A highly affordable solution for animal shelters on a budget and in need of one or more structures is post frame building kit packages. For a fraction of the investment into an architecturally designed beauty, volunteer help can be mustered for a “barn” raising.

Allocating fewer hard fought funds towards buildings allows more animals to be rescued and placed in deserving homes. Hansen Pole Buildings has a program which helps stretch the budgets of non-profit animal shelters. Any 501(c)(3) exempted organization qualifies for a 10% discount off from the everyday retail price of a Hansen Pole Building.
For more reading on the Hansen Pole Buildings’ 501(c)(3) program please read: https://www.hansenpolebuildings.com/2013/08/charitable-organizations/.

With experts to assist in design, complete and detailed engineer sealed blueprints, a step-by-step construction manual and a discount – this makes for a winning combination which saves not only money, but most importantly animals!

School Bus Barn

Considering a Post Frame Building as a “Bus Barn.”

In Underwood, MN, school district chairperson Frank Fee recently toured the district’s new bus garage (aka school bus barn) and noted, “You’d never know it’s a pole barn”. Indeed though it is, with internal parking for 14 buses, it is heated, has an office and a wash bay.

As far as facilities go, new bus garages are often among school district’s biggest needs. The challenge being school district voters often vote against funding as they feel the proposed building plans are too expensive.

Overhead door pole barnThe costs of not having an appropriate bus garage will most usually be more than the cost of the structure. Buses deteriorate from weather and vandalism when stored in outdoor or unsecured areas.
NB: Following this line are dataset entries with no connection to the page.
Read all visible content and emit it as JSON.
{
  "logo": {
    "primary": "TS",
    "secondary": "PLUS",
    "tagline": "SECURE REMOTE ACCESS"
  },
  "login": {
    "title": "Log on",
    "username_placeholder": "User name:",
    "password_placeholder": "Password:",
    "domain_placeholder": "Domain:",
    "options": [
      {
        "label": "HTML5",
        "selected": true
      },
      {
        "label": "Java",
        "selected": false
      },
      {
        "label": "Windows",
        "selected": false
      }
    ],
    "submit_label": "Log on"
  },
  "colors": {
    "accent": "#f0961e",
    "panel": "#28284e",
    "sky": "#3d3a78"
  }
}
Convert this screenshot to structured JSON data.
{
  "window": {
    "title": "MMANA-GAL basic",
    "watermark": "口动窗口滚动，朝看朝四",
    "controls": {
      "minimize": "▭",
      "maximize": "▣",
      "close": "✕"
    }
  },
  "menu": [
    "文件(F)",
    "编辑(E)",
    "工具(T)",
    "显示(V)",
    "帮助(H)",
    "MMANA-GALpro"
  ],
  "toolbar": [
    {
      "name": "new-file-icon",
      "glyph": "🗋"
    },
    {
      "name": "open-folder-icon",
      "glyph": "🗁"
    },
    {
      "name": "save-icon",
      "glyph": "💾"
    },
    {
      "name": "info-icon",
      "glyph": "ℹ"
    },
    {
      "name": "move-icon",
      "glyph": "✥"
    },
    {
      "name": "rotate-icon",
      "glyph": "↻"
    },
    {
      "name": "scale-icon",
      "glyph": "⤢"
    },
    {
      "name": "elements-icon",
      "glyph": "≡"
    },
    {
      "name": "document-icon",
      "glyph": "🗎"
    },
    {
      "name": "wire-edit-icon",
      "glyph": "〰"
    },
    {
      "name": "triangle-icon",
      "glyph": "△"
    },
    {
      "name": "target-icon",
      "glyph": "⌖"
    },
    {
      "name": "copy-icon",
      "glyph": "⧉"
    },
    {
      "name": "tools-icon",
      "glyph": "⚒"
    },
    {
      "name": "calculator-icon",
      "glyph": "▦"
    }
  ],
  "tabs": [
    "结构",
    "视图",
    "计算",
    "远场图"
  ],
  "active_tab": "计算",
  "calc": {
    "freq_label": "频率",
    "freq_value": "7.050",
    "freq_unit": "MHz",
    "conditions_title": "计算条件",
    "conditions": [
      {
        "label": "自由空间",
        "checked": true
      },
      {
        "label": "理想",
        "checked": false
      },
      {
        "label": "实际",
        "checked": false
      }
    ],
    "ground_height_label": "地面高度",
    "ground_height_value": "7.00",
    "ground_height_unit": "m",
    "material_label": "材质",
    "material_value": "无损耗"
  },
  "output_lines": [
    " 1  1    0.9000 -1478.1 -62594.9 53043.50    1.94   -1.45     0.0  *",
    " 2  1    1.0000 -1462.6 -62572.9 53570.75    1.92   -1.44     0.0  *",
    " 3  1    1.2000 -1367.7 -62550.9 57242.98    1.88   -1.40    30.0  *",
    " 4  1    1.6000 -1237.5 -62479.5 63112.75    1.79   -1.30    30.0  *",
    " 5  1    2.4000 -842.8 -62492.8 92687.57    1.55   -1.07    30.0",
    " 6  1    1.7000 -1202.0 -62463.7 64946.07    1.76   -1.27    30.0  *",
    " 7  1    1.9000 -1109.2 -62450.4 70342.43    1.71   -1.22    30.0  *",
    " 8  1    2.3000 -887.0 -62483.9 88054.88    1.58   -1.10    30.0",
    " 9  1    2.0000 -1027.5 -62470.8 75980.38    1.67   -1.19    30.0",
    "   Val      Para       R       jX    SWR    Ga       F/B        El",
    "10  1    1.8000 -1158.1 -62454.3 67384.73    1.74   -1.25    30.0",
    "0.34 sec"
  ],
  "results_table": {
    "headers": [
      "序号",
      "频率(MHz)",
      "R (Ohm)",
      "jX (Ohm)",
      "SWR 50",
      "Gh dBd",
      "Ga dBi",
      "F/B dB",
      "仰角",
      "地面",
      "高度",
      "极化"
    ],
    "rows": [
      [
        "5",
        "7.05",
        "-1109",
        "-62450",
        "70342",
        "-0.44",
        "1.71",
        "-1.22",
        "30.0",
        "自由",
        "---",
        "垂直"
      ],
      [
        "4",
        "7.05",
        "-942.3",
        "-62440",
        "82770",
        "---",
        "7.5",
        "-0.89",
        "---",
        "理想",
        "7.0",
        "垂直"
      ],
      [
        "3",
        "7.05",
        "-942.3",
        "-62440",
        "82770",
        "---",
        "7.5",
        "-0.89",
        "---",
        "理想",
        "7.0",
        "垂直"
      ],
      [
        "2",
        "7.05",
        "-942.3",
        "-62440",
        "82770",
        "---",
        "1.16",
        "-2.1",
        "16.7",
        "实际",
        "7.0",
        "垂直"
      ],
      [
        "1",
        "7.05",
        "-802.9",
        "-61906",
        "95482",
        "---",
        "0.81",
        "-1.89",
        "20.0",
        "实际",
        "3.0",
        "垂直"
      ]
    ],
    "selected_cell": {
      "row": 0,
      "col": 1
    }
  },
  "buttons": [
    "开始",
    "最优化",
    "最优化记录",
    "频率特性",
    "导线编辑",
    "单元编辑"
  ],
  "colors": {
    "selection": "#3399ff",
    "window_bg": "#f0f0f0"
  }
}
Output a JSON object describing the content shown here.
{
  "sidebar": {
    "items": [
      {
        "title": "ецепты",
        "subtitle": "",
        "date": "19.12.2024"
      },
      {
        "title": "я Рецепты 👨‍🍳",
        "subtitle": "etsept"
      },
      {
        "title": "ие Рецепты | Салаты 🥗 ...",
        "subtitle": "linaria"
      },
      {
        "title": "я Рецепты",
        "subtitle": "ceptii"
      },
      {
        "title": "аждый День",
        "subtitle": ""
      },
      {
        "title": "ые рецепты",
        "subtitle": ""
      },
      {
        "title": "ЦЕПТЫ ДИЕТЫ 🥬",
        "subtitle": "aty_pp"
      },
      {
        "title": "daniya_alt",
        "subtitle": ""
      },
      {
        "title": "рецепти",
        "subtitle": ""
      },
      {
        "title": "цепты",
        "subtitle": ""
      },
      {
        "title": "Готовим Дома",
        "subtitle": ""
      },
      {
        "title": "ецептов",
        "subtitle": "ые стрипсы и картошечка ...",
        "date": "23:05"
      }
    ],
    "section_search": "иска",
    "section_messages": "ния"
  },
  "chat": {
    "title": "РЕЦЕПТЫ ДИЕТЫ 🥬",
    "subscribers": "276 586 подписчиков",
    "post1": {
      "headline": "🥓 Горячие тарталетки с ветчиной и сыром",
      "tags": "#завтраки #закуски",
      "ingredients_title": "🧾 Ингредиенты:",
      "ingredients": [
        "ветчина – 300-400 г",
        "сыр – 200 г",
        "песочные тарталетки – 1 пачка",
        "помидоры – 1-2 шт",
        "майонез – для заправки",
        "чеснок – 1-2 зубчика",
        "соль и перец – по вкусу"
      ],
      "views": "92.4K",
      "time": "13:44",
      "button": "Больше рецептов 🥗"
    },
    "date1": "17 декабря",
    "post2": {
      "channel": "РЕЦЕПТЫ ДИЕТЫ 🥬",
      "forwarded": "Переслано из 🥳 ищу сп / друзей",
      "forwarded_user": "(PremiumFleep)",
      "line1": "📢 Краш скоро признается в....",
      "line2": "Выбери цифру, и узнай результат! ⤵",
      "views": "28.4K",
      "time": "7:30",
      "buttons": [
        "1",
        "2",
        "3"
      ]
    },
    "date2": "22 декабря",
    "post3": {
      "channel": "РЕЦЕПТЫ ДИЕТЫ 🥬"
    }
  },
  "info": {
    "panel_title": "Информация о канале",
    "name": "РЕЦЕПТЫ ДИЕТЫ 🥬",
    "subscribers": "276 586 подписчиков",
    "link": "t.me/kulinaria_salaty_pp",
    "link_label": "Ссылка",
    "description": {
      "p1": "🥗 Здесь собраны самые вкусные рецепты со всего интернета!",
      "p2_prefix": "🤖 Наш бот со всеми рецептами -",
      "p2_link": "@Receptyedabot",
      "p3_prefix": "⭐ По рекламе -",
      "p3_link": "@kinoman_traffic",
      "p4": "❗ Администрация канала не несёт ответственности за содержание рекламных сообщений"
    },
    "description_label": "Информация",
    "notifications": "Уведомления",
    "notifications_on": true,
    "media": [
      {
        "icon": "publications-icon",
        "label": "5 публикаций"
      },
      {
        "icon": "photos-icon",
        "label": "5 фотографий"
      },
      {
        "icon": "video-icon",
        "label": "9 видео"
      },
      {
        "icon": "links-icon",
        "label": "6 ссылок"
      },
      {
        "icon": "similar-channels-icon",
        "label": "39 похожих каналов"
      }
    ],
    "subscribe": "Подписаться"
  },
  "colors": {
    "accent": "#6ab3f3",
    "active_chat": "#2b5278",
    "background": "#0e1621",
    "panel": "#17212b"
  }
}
The lifespan of a regularly used route school bus varies from 10 to 16 years, depending upon weather and miles, with 20 years seemingly being on the extreme high end. With the price tag of a new bus being approximately $110,000 being able to squeeze an extra year or two of service out of each bus can result in some significant savings.

Smaller garages may contain the minimum engineering facilities, restricted to light servicing capabilities only. Garages may also contain recovery vehicles, often converted buses, although their incidence has declined with the use of contractors to recover break-downs, and the increase in reliability.

Overnight, the more valuable or regularly in-service buses will usually be stored in the interior of the garage, with less used or older service vehicles, and vehicles withdrawn for storage or awaiting disposal, stored externally.

Often bus garages will feature staff canteen/break rooms and rest rooms for drivers assigned to ‘as required’ duties, whereby they may be required to drive relief or replacement buses in the event of breakdown.

Post frame bus barns give an affordable solution to school districts on a budget. They are usually far less expensive than architecturally designed buildings. Architects are not cheap and an architect who does not understand post frame construction won’t design a building as optimally or cost effective as a company which specializes in post frame building kit packages.

While steel covered post frame buildings are the most durable and affordable, any material can be used for exterior finishes and roofing – keeping any review committees smiling.